___ Given information ___
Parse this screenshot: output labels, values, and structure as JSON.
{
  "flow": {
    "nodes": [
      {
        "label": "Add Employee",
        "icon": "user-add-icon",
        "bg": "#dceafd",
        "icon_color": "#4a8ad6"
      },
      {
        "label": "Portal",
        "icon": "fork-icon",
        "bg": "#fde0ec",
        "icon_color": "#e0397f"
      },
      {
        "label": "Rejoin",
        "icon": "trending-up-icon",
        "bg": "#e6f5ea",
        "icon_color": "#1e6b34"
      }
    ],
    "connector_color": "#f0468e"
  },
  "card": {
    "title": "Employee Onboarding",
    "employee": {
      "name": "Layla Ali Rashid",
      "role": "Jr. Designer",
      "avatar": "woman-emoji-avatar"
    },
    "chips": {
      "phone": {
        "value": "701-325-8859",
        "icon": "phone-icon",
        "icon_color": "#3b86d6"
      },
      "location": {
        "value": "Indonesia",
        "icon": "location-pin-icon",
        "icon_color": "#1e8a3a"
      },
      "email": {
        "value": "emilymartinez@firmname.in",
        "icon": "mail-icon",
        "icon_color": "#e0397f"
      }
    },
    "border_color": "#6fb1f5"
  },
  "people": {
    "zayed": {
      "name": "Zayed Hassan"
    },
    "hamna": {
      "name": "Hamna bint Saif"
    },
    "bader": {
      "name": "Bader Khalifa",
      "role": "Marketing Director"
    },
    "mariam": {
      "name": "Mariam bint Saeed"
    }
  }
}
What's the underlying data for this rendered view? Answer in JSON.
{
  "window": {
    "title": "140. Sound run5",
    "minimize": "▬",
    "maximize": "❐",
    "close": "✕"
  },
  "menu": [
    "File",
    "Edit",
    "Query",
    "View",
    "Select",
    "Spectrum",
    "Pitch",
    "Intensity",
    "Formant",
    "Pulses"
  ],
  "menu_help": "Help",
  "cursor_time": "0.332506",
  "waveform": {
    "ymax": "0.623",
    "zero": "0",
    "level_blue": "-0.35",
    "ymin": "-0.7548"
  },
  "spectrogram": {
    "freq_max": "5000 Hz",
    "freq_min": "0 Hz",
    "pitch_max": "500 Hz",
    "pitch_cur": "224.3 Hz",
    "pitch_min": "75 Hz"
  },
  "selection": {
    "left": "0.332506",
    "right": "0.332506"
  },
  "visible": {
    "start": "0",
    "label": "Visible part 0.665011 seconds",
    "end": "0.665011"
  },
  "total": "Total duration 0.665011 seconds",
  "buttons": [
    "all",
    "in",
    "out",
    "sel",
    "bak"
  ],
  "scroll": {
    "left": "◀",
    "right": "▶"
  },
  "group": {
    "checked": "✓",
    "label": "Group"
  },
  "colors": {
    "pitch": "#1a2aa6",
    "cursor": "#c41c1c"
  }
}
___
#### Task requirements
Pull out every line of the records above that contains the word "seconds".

#### Written solution
    "label": "Visible part 0.665011 seconds",
  "total": "Total duration 0.665011 seconds",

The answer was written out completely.